- Al-Qa’ida in the Arabian Peninsula (AQAP) is an Islamist extremist organization based in Yemen. It is al-Qa’ida’s most active global affiliate.
- Three separate AQAP plots to blow up airliners over the United States failed in 2009, 2010, and 2012. The chief architect of these plans, bomb-maker Ibrahim al-Asiri, remains in Yemen. Asiri has trained other AQAP operatives to build new non-metallic explosives that can evade airport security detection.
- The deaths of AQAP leader Nasir al-Wahishi and other commanders have not affected AQAP’s operational tempo.

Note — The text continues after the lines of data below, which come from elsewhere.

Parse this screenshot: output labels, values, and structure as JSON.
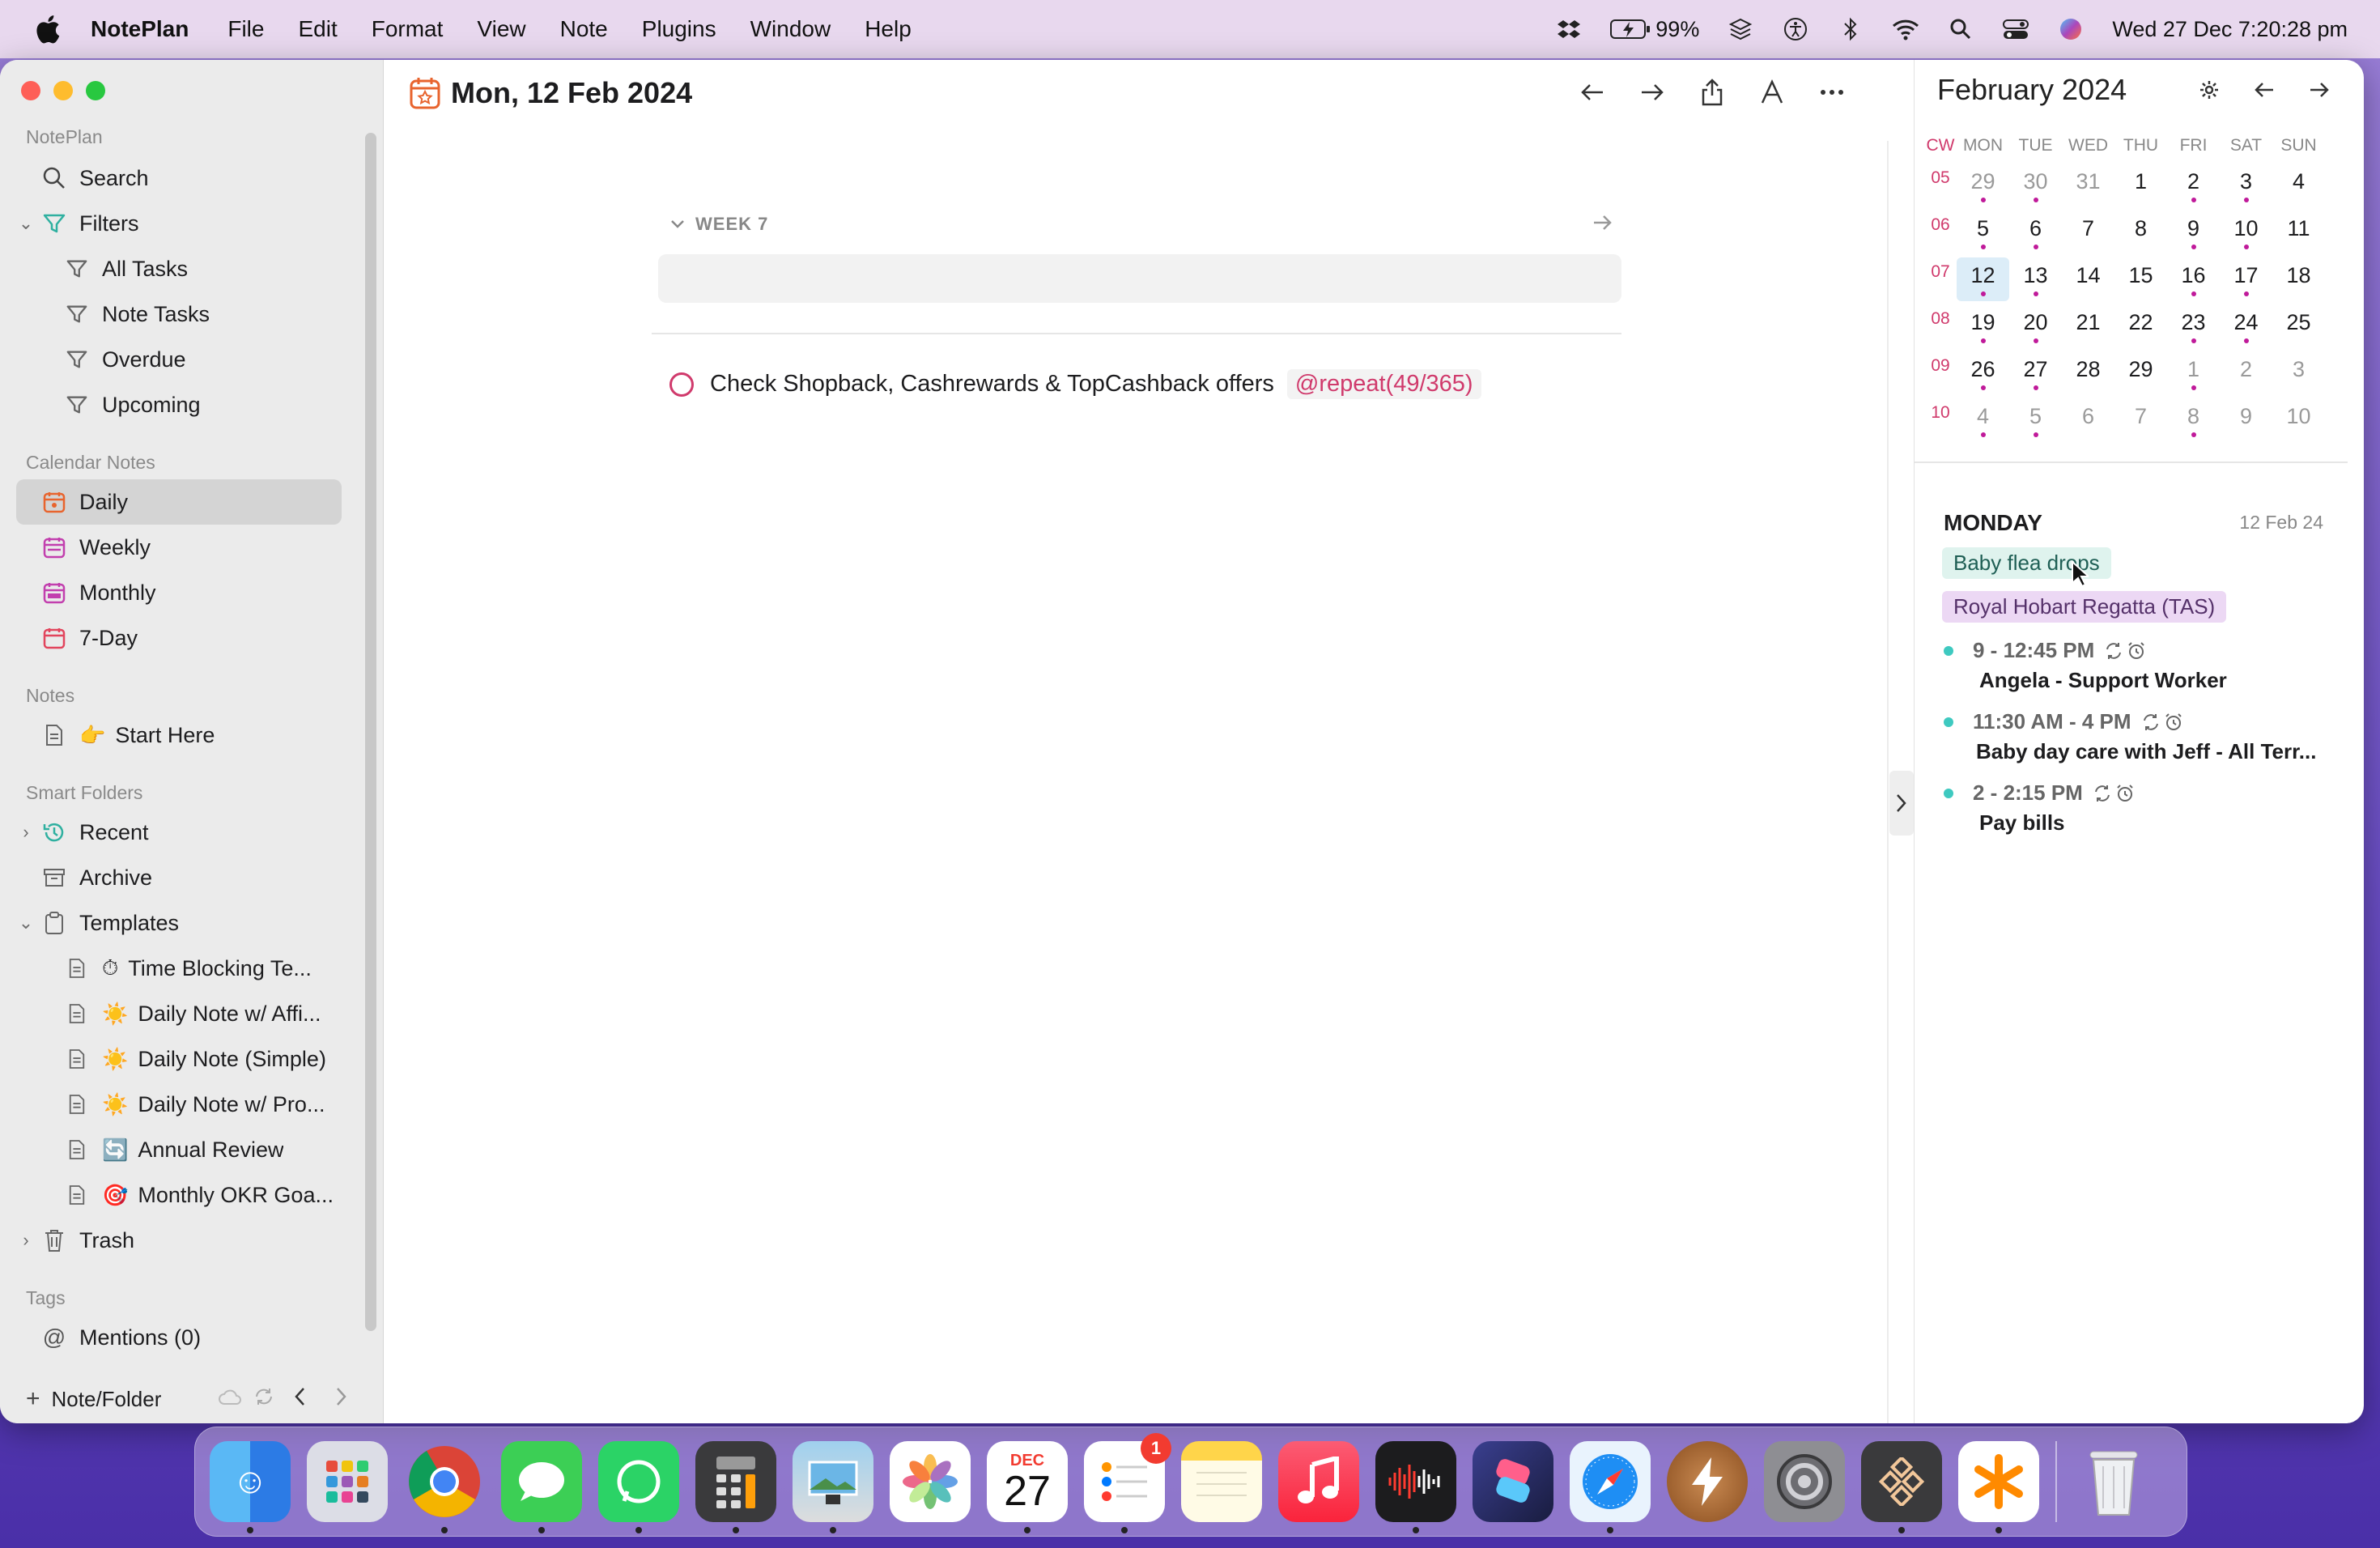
{
  "menubar": {
    "app_name": "NotePlan",
    "items": [
      "File",
      "Edit",
      "Format",
      "View",
      "Note",
      "Plugins",
      "Window",
      "Help"
    ],
    "battery": "99%",
    "datetime": "Wed 27 Dec  7:20:28 pm"
  },
  "sidebar": {
    "section_noteplan": "NotePlan",
    "search": "Search",
    "filters": "Filters",
    "filter_items": [
      "All Tasks",
      "Note Tasks",
      "Overdue",
      "Upcoming"
    ],
    "section_calendar": "Calendar Notes",
    "calendar_items": [
      "Daily",
      "Weekly",
      "Monthly",
      "7-Day"
    ],
    "section_notes": "Notes",
    "start_here": "Start Here",
    "section_smart": "Smart Folders",
    "recent": "Recent",
    "archive": "Archive",
    "templates": "Templates",
    "template_items": [
      "Time Blocking Te...",
      "Daily Note w/ Affi...",
      "Daily Note (Simple)",
      "Daily Note w/ Pro...",
      "Annual Review",
      "Monthly OKR Goa..."
    ],
    "trash": "Trash",
    "section_tags": "Tags",
    "mentions": "Mentions (0)",
    "new_note": "Note/Folder"
  },
  "editor": {
    "title": "Mon, 12 Feb 2024",
    "week_label": "WEEK 7",
    "task_text": "Check Shopback, Cashrewards & TopCashback offers",
    "task_tag": "@repeat(49/365)"
  },
  "calendar": {
    "title": "February 2024",
    "headers": [
      "CW",
      "MON",
      "TUE",
      "WED",
      "THU",
      "FRI",
      "SAT",
      "SUN"
    ],
    "weeks": [
      {
        "cw": "05",
        "days": [
          "29",
          "30",
          "31",
          "1",
          "2",
          "3",
          "4"
        ]
      },
      {
        "cw": "06",
        "days": [
          "5",
          "6",
          "7",
          "8",
          "9",
          "10",
          "11"
        ]
      },
      {
        "cw": "07",
        "days": [
          "12",
          "13",
          "14",
          "15",
          "16",
          "17",
          "18"
        ]
      },
      {
        "cw": "08",
        "days": [
          "19",
          "20",
          "21",
          "22",
          "23",
          "24",
          "25"
        ]
      },
      {
        "cw": "09",
        "days": [
          "26",
          "27",
          "28",
          "29",
          "1",
          "2",
          "3"
        ]
      },
      {
        "cw": "10",
        "days": [
          "4",
          "5",
          "6",
          "7",
          "8",
          "9",
          "10"
        ]
      }
    ],
    "day_header": "MONDAY",
    "day_date": "12 Feb 24",
    "chips": [
      "Baby flea drops",
      "Royal Hobart Regatta (TAS)"
    ],
    "events": [
      {
        "time": "9 - 12:45 PM",
        "name": "Angela - Support Worker"
      },
      {
        "time": "11:30 AM - 4 PM",
        "name": "Baby day care with Jeff - All Terr..."
      },
      {
        "time": "2 - 2:15 PM",
        "name": "Pay bills"
      }
    ]
  },
  "dock": {
    "calendar_month": "DEC",
    "calendar_day": "27",
    "reminders_badge": "1"
  },
  "colors": {
    "accent": "#d03a6c",
    "today_bg": "#dcedf8",
    "event_bullet": "#3ec9c0"
  }
}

Its current chief, Qasim al-Rimi, continues to direct attacks against the Iranian-backed Shia Huthis, and AQAP has acquired new weaponry and support from sympathetic Sunni tribes across Yemen.
Threat to New Jersey: Moderate
AQAP has demonstrated the intent and capability to act outside its primary area of operations in Yemen and has attempted to strike the United States on three occasions since 2009. AQAP continues to hone media outreach efforts and propaganda through its online English-language magazine, Inspire, publishing its 17th issue in August 2017, which focused on train derailments.
- In April 2017, AQAP released its fifth Inspire Guide—a series of shorter, tactical publications—highlighting the attacks on the British Parliament building in London and praising attacks on those affiliated with “the doomed American coalition.”
- AQAP continues to influence the global English-speaking jihadist community through its Inspire Guide and the first Inspire Address from al-Rimi, which allow the group to encourage and provide guidance for future operations.
United States Nexus
Messaging from deceased AQAP leader Anwar al-Aulaqi continues to resonate with jihadists. Since 2011, Aulaqi has been named in over 20 terrorism cases in the United States.
In January 2017, the 8-year-old daughter of US-born radical cleric Anwar al-Aulaqi was killed when US forces raided an AQAP-controlled area in a remote desert region of Yemen. AQAP has since leveraged this operation to spread anti-American rhetoric and motivate supporters in the West.
Aulaqi is credited with inspiring Dzhokhar and Tamerlan Tsarnaev, who killed three and wounded 264 at the Boston Marathon in April 2013, as well as Syed Farook and Tashfeen Malik, who killed 14 and wounded 22 in San Bernardino, California, in December 2015.
In March 2017, AQAP supporters recirculated an issue of Inspire, which focused on targeting US aviation and provided “field tactics,” such as the best place to detonate an explosive while on an airliner and instructions for assembling bombs capable of evading airport security measures.